With laptops being generally being much more portable than they use to be they can usually fit easily into hand luggage when travelling. As a result they have made a much better alternative to the media viewers as (depending on internal hard drive capacity) they can store a large number of photos and videos and with the necessary applications installed they can be better examined and edited if required. It is possible that the available space on the internal storage may not be enough and this is where using an external portable hard drive comes in useful. An external hard drive can have more than sufficient storage for any photo shoot.
Portable hard drives are fine to use in indoor environments but when transported they are exposed to the possibility of being shaken, knocked around, or even dropped. This type of experience has the potential to reduce the life of a hard drive. To ensure that the portable drive can take the riggers of travel some added protection may be necessary.
There are many portable external hard drives on the market with capacities as much as 2TB. A suitably large capacity portable hard drive can be used for years if treated with care. The choice of portable hard drive must be carefully be considered.
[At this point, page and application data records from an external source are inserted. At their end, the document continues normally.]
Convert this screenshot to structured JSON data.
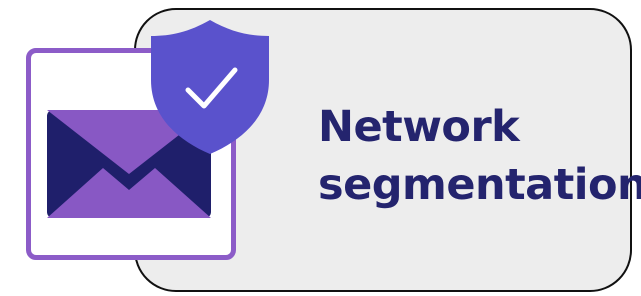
{
  "card": {
    "title_line1": "Network",
    "title_line2": "segmentation"
  },
  "icons": {
    "mail": "envelope-icon",
    "security": "shield-check-icon"
  },
  "colors": {
    "card_background": "#ededed",
    "card_border": "#111111",
    "title_text": "#24246e",
    "tile_border": "#8c5cc8",
    "envelope_dark": "#1f1f6b",
    "envelope_light": "#8858c4",
    "shield": "#5a52cc",
    "check": "#ffffff"
  }
}
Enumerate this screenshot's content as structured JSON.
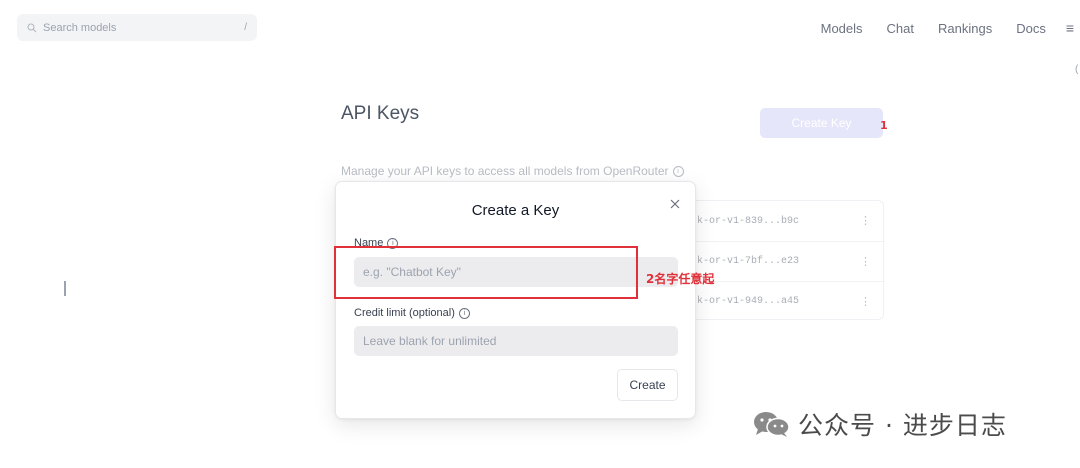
{
  "header": {
    "search": {
      "placeholder": "Search models",
      "shortcut": "/"
    },
    "nav": [
      "Models",
      "Chat",
      "Rankings",
      "Docs"
    ],
    "menu_icon": "≡"
  },
  "page": {
    "title": "API Keys",
    "create_key_label": "Create Key",
    "subtitle": "Manage your API keys to access all models from OpenRouter",
    "keys": [
      {
        "id": "k-or-v1-839...b9c"
      },
      {
        "id": "k-or-v1-7bf...e23"
      },
      {
        "id": "k-or-v1-949...a45"
      }
    ]
  },
  "modal": {
    "title": "Create a Key",
    "name_label": "Name",
    "name_placeholder": "e.g. \"Chatbot Key\"",
    "credit_label": "Credit limit (optional)",
    "credit_placeholder": "Leave blank for unlimited",
    "create_label": "Create"
  },
  "annotations": {
    "step1": "1",
    "step2": "2名字任意起"
  },
  "watermark": {
    "text": "公众号 · 进步日志"
  },
  "colors": {
    "annotation_red": "#e0313a",
    "create_key_bg": "#e6e6fb",
    "input_bg": "#ececee"
  },
  "icons": [
    "search-icon",
    "menu-icon",
    "info-icon",
    "close-icon",
    "kebab-icon",
    "wechat-icon"
  ]
}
When travelling there is allows the possibility of a hard drive being exposed to vibration, the elements, and the possibility of being accidentally dropped. Some portable hard drives have been designed with this in mind.
The following may be considered:
Hard Drive Soft Case
This is a padded case that holds the hard drive and cushions any impacts. It will make the overall hard drive dimensions bigger but provide an extra degree of assurity that the disk it holds is damage free. To connect the USB cable the case has to be opened to gain access to the port on the drives body but the drive may be left in the case whilst in operation.
Hard Drive Hard Case
This type of case is design to permit the use of the drive whilst still encased. One such case is the Western Digital rugged case for their MyPassport series of pocket hard drives. It provides a padded interior and a hard (impact absorbing) exterior that also provides weather sealing. The case provides a port for connecting a USB cable without having to open the hard case to gain access to the hard drive.
Rugged Hard Drives
The previous solutions apply when wanting to protect a portable hard drive from potential ??? abuse. There are hard drives specifically built with rugged enclosures. Freecom and Lacie are some of the manufacturers of such hard drives. These ruggedised drives may overall have smaller dimensions than the rugged cases making them a bit more convenient to slip into a camera bag where space may be at a premium.
A camera bag with its padded compartments can prove very useful for keeping a portable hard drive protected when in transit although it should be assigned a compartment of its one to ensure no other equipment knocks against it. However, there hard drive will be unprotected from a fall (or the elements) if it is to be used whilst on location.
All the options described here should go some way to ensuring that the portable hard drive is not damaged in transit on rough journeys and in terms of the dedicated cases, the hard drive continues working reliably should it be dropped. For the photographer shooting a large number of photos and videos that are not easily replaced an additional hard drive may be in order to serve as a backup. EA